There’s more news on the story of the Gaza Apollo/tray-bearer(1), but now we might know less…
The fisherman, called Mounir by Fabio Scuto in la Repubblica, is identified as Jouda Ghurab by Vernon Silver in Businessweek. And it’s not just the fisherman’s name that’s changed.
The god that emerged from the depths of the sea – but what depths?
In Scuto’s telling, Mounir claimed to have found the statue on a night (with a full moon) in mid-September. In Silver’s version, Jouda claimed to have found it during the day in mid-August. Mounir was in a boat a few metres from the shore. Jouda was swimming a hundred metres out to sea. Mounir caught his net on the statue. Jouda saw the statue ‘about 4 to 5 meters down‘ in the water. But 100 metres from shore, the sea’s only 2 metres deep; it’s 4 to 5 metres deep 200 to 300 metres out.
Mounir’s two children helped him dislodge the statue from the sand. Jouda’s younger brother and five friends tried to help him drag the statue out of the sand with their rowing boat but (perhaps unsurprisingly) failed; then Jouda and another diver span the statue along the sea bed for those (two) hundred metres. Incredibly, he didn’t even claim to have rolled it on its side, but ‘head over foot, and foot over head‘.
Confiscated from an arrestee or stewarded by a family?
Mounir showed the statue to a relative, then cut a finger off to show it to art connoisseurs. Hamas’s spies heard by word-of-mouth, arrested him and confiscated the statue. Jouda showed the statue to a relative too (a cousin), then a crowd of family members and curious locals gathered.

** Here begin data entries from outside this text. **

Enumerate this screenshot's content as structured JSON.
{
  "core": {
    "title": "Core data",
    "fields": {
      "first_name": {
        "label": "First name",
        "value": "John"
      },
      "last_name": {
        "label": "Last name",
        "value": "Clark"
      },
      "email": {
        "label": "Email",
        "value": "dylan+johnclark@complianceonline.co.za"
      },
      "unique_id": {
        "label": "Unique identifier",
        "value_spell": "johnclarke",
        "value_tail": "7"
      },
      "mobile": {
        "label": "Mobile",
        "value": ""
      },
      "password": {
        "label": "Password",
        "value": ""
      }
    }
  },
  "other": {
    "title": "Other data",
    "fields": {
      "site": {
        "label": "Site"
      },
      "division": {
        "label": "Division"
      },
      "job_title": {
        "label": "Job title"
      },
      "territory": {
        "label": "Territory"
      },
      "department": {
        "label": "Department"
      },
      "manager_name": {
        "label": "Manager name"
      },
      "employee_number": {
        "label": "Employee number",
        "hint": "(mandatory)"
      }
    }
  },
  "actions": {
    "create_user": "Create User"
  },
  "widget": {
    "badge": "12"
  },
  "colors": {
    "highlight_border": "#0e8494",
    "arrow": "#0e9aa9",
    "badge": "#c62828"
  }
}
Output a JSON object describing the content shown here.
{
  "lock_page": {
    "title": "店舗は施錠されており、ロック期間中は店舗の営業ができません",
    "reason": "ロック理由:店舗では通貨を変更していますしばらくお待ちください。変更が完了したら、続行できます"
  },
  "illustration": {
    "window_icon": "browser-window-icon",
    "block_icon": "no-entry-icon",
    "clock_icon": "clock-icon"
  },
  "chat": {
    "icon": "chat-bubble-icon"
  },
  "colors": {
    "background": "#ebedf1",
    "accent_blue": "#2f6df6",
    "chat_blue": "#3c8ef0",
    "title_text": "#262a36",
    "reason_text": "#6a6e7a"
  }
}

Some cousins were Hamas militants (fighters in its Al Qassam Brigades). They came to his house and took the statue in a truck, and he expected to share the profits of any sale with them.
The loose ends of Mounir/Jouda’s story – stories – almost tie up. Jouda’s cousins’ prospective buyer, antiquities collector Jawdat Khoudary, decided that the statue could not be privately owned or sold, that it had to be saved for the nation. So, Khoudary informed the Gaza Strip’s civilian police; and, after a stand-off, the police confiscated the statue from Jouda’s cousins. But he wasn’t arrested, and it was confiscated from Jouda ‘more than a month after the original discovery’, whereas it was confiscated from Mounir ‘[w]ithin a few hours‘.
As difficult to believe as it is believable
Through Silver’s investigations, it has (or may have) emerged that Jouda had previously ‘made money digging some of the smuggling tunnels under the Egyptian border’ and smuggling goods through the tunnels, until Egypt attacked the tunnel economy. It’s perfectly plausible but, at the same time, the stories are so different, and a couple of Jouda’s story’s details are so questionable, that it’s difficult to trust even his story’s uncontested details.
From the details of the characters to the development of the plot, there are so many oppositions between Mounir and Jouda’s tales that they could be a book from the Masnavi. They seem laboriously, contrivedly perfect mirror images. And as such, they appear implausible. Personally, they make me doubt that the statue’s discovery was an accident. More to come soon…
1: Yes, jetlagaddict, the “Apollo” might be a tray-bearer. I was trying to stop it getting any more complicated (and it does get even more complicated), but I should’ve put it in a footnote or something.
Yes, chambers, there are individual and factional struggles within Hamas; but there was no evidence that they were immediately relevant to this particular story, so I didn’t discuss them. Still, one of the features of Silver’s story is the intra-Hamas rivalry between the Al-Qassam Brigade and the police. Your off-the-cuff conjecture is not bad conjecture and I hope to be able to write more about it at some point…